> [Work to be completed]: Return each line of the entries that mentions the word "counter".

> [Supplied material]:
- - - -

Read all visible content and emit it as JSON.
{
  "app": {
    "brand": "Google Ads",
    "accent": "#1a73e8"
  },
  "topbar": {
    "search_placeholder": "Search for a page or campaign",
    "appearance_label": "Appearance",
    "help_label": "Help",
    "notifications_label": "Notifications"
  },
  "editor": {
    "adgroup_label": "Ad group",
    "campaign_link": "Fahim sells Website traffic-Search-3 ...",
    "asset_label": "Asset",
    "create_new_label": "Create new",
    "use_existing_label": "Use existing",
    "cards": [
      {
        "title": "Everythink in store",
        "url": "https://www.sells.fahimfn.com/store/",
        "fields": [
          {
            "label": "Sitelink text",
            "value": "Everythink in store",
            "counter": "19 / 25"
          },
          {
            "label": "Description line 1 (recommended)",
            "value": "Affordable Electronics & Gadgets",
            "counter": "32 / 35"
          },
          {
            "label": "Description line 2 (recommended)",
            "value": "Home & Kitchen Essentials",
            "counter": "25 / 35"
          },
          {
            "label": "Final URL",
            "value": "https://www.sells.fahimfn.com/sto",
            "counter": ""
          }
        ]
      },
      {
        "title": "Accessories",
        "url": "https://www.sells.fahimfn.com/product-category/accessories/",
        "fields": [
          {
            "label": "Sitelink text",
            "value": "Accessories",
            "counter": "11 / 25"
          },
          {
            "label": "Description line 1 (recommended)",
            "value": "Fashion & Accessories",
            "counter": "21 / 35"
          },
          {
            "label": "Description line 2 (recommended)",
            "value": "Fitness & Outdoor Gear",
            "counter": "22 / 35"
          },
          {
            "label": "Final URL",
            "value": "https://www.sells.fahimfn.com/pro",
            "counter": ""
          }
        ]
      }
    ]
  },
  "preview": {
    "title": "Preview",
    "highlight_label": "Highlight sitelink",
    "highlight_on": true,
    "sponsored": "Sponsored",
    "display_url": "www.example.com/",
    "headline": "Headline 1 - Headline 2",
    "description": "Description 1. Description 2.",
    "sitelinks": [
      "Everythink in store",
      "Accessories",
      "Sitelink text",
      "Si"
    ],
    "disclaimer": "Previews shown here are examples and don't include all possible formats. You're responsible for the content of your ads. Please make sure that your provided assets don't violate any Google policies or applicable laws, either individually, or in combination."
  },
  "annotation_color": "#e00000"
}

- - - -

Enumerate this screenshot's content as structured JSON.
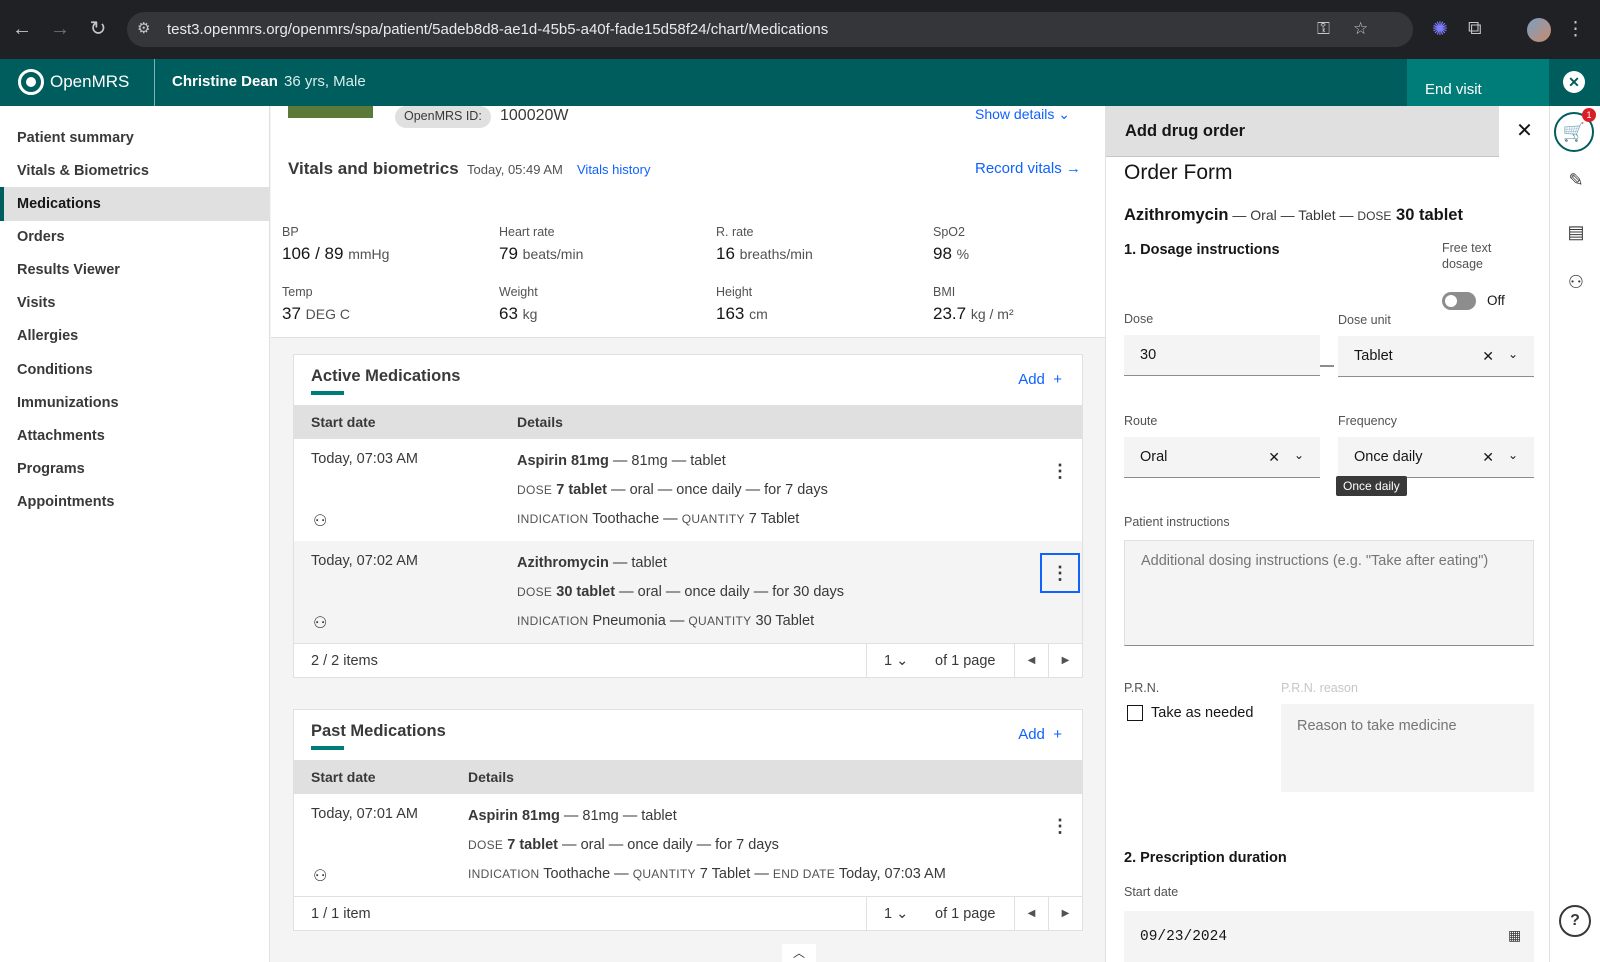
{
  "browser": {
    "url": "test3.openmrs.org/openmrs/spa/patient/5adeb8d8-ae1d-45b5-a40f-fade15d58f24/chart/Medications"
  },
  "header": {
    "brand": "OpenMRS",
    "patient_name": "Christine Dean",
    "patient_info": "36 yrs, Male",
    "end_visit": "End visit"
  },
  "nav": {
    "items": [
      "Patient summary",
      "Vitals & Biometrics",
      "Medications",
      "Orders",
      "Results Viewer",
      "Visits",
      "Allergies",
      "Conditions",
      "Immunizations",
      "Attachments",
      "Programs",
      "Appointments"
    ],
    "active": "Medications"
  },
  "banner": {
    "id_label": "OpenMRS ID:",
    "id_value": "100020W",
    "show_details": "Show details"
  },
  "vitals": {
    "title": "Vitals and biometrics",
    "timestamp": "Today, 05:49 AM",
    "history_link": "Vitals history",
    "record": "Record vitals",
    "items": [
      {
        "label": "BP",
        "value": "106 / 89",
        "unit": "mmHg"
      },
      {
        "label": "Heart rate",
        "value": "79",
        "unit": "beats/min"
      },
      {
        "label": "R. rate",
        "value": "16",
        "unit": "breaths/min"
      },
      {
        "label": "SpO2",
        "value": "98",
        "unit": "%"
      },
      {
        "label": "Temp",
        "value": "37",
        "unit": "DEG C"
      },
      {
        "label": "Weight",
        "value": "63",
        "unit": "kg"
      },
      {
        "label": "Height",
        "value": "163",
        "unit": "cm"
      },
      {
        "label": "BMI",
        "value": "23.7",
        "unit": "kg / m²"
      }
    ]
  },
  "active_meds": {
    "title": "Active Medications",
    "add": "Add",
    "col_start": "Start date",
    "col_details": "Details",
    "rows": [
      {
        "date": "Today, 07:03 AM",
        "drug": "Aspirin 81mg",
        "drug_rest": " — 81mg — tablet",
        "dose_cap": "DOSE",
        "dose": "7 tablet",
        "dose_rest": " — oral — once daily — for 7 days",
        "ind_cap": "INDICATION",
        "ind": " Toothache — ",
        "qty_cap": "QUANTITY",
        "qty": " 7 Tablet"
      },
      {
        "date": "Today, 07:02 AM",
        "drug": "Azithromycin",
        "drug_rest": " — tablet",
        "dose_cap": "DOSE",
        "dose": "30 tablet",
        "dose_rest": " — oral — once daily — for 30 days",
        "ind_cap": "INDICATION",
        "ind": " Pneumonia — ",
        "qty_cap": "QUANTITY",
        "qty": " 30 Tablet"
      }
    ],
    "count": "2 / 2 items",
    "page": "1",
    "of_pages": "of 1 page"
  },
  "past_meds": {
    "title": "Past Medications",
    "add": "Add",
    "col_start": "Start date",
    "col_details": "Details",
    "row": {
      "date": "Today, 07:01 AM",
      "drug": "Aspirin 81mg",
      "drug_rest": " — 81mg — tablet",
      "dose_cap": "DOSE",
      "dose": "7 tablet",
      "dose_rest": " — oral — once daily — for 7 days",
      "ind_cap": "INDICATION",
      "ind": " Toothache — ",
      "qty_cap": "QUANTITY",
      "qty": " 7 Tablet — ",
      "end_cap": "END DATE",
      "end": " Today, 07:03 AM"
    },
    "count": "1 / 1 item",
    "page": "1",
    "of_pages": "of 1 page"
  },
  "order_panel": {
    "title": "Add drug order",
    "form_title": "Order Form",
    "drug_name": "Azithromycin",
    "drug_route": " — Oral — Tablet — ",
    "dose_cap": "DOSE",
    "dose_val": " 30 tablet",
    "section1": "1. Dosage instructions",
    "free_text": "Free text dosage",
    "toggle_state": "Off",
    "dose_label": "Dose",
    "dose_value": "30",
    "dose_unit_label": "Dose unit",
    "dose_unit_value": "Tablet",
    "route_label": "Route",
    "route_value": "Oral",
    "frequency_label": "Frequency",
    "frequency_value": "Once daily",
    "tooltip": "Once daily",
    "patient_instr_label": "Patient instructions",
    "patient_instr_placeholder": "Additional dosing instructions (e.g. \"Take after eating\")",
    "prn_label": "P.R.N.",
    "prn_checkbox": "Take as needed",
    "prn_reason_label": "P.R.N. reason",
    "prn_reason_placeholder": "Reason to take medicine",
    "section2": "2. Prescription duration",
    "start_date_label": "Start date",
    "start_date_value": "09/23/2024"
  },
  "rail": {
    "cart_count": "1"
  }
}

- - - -

> [Written reply]:
            "counter": "19 / 25"
            "counter": "32 / 35"
            "counter": "25 / 35"
            "counter": ""
            "counter": "11 / 25"
            "counter": "21 / 35"
            "counter": "22 / 35"
            "counter": ""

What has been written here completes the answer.